Write down each of the records again, exactly and in full.

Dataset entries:
┌────────

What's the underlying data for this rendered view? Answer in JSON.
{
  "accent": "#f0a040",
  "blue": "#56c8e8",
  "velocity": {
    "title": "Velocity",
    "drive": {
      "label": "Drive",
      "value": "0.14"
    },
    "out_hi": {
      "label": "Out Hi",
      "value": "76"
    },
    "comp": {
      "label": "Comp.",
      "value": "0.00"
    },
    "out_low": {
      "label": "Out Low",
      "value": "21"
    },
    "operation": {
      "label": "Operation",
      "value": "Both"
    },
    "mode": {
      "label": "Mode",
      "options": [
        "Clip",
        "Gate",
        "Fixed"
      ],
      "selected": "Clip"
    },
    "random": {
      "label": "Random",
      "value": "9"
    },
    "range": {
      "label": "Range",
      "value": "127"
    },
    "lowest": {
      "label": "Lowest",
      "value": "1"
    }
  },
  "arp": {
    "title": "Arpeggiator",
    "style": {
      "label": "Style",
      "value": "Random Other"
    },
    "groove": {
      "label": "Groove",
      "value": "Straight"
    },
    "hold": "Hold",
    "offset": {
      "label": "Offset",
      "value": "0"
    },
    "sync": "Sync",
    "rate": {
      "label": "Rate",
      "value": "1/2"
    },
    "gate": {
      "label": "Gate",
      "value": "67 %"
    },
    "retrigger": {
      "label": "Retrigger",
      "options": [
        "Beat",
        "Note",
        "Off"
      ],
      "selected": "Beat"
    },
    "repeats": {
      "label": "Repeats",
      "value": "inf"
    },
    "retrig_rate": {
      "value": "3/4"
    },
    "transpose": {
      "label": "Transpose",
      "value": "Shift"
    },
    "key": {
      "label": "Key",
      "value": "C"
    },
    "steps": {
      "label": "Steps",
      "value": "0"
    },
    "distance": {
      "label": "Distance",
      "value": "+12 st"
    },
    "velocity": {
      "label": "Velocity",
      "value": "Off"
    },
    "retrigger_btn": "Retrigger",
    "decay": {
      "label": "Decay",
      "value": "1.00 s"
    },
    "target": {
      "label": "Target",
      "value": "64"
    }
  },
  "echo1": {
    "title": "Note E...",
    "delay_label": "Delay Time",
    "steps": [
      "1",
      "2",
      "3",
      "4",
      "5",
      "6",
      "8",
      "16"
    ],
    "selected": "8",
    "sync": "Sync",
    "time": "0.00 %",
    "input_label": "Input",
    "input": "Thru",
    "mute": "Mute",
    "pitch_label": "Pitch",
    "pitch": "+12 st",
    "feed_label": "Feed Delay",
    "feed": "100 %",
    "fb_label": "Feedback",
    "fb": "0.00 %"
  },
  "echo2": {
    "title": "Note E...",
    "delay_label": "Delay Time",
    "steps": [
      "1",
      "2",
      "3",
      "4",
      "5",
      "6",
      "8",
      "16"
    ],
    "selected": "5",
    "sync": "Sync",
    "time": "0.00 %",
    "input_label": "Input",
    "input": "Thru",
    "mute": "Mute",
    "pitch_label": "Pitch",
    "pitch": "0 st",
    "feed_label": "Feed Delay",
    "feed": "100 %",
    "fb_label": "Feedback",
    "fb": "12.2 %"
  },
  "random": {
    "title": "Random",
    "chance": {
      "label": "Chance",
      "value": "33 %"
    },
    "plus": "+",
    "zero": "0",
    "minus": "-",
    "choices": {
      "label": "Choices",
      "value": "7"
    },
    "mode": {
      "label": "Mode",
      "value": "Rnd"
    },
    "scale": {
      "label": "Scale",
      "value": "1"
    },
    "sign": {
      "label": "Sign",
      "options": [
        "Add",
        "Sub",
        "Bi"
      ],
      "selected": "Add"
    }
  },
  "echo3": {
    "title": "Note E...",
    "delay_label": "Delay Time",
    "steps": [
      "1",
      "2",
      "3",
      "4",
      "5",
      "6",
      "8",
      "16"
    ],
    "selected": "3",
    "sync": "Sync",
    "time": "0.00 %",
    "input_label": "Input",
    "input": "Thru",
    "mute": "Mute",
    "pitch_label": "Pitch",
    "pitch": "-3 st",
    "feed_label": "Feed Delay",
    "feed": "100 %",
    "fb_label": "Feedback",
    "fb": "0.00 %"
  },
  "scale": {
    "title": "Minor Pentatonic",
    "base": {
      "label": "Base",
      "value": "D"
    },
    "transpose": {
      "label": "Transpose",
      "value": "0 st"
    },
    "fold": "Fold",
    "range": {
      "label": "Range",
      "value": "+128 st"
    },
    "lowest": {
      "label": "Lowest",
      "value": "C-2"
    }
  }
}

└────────

> [OUTPUT OF THE TASK]:
What's the underlying data for this rendered view? Answer in JSON.
{
  "accent": "#f0a040",
  "blue": "#56c8e8",
  "velocity": {
    "title": "Velocity",
    "drive": {
      "label": "Drive",
      "value": "0.14"
    },
    "out_hi": {
      "label": "Out Hi",
      "value": "76"
    },
    "comp": {
      "label": "Comp.",
      "value": "0.00"
    },
    "out_low": {
      "label": "Out Low",
      "value": "21"
    },
    "operation": {
      "label": "Operation",
      "value": "Both"
    },
    "mode": {
      "label": "Mode",
      "options": [
        "Clip",
        "Gate",
        "Fixed"
      ],
      "selected": "Clip"
    },
    "random": {
      "label": "Random",
      "value": "9"
    },
    "range": {
      "label": "Range",
      "value": "127"
    },
    "lowest": {
      "label": "Lowest",
      "value": "1"
    }
  },
  "arp": {
    "title": "Arpeggiator",
    "style": {
      "label": "Style",
      "value": "Random Other"
    },
    "groove": {
      "label": "Groove",
      "value": "Straight"
    },
    "hold": "Hold",
    "offset": {
      "label": "Offset",
      "value": "0"
    },
    "sync": "Sync",
    "rate": {
      "label": "Rate",
      "value": "1/2"
    },
    "gate": {
      "label": "Gate",
      "value": "67 %"
    },
    "retrigger": {
      "label": "Retrigger",
      "options": [
        "Beat",
        "Note",
        "Off"
      ],
      "selected": "Beat"
    },
    "repeats": {
      "label": "Repeats",
      "value": "inf"
    },
    "retrig_rate": {
      "value": "3/4"
    },
    "transpose": {
      "label": "Transpose",
      "value": "Shift"
    },
    "key": {
      "label": "Key",
      "value": "C"
    },
    "steps": {
      "label": "Steps",
      "value": "0"
    },
    "distance": {
      "label": "Distance",
      "value": "+12 st"
    },
    "velocity": {
      "label": "Velocity",
      "value": "Off"
    },
    "retrigger_btn": "Retrigger",
    "decay": {
      "label": "Decay",
      "value": "1.00 s"
    },
    "target": {
      "label": "Target",
      "value": "64"
    }
  },
  "echo1": {
    "title": "Note E...",
    "delay_label": "Delay Time",
    "steps": [
      "1",
      "2",
      "3",
      "4",
      "5",
      "6",
      "8",
      "16"
    ],
    "selected": "8",
    "sync": "Sync",
    "time": "0.00 %",
    "input_label": "Input",
    "input": "Thru",
    "mute": "Mute",
    "pitch_label": "Pitch",
    "pitch": "+12 st",
    "feed_label": "Feed Delay",
    "feed": "100 %",
    "fb_label": "Feedback",
    "fb": "0.00 %"
  },
  "echo2": {
    "title": "Note E...",
    "delay_label": "Delay Time",
    "steps": [
      "1",
      "2",
      "3",
      "4",
      "5",
      "6",
      "8",
      "16"
    ],
    "selected": "5",
    "sync": "Sync",
    "time": "0.00 %",
    "input_label": "Input",
    "input": "Thru",
    "mute": "Mute",
    "pitch_label": "Pitch",
    "pitch": "0 st",
    "feed_label": "Feed Delay",
    "feed": "100 %",
    "fb_label": "Feedback",
    "fb": "12.2 %"
  },
  "random": {
    "title": "Random",
    "chance": {
      "label": "Chance",
      "value": "33 %"
    },
    "plus": "+",
    "zero": "0",
    "minus": "-",
    "choices": {
      "label": "Choices",
      "value": "7"
    },
    "mode": {
      "label": "Mode",
      "value": "Rnd"
    },
    "scale": {
      "label": "Scale",
      "value": "1"
    },
    "sign": {
      "label": "Sign",
      "options": [
        "Add",
        "Sub",
        "Bi"
      ],
      "selected": "Add"
    }
  },
  "echo3": {
    "title": "Note E...",
    "delay_label": "Delay Time",
    "steps": [
      "1",
      "2",
      "3",
      "4",
      "5",
      "6",
      "8",
      "16"
    ],
    "selected": "3",
    "sync": "Sync",
    "time": "0.00 %",
    "input_label": "Input",
    "input": "Thru",
    "mute": "Mute",
    "pitch_label": "Pitch",
    "pitch": "-3 st",
    "feed_label": "Feed Delay",
    "feed": "100 %",
    "fb_label": "Feedback",
    "fb": "0.00 %"
  },
  "scale": {
    "title": "Minor Pentatonic",
    "base": {
      "label": "Base",
      "value": "D"
    },
    "transpose": {
      "label": "Transpose",
      "value": "0 st"
    },
    "fold": "Fold",
    "range": {
      "label": "Range",
      "value": "+128 st"
    },
    "lowest": {
      "label": "Lowest",
      "value": "C-2"
    }
  }
}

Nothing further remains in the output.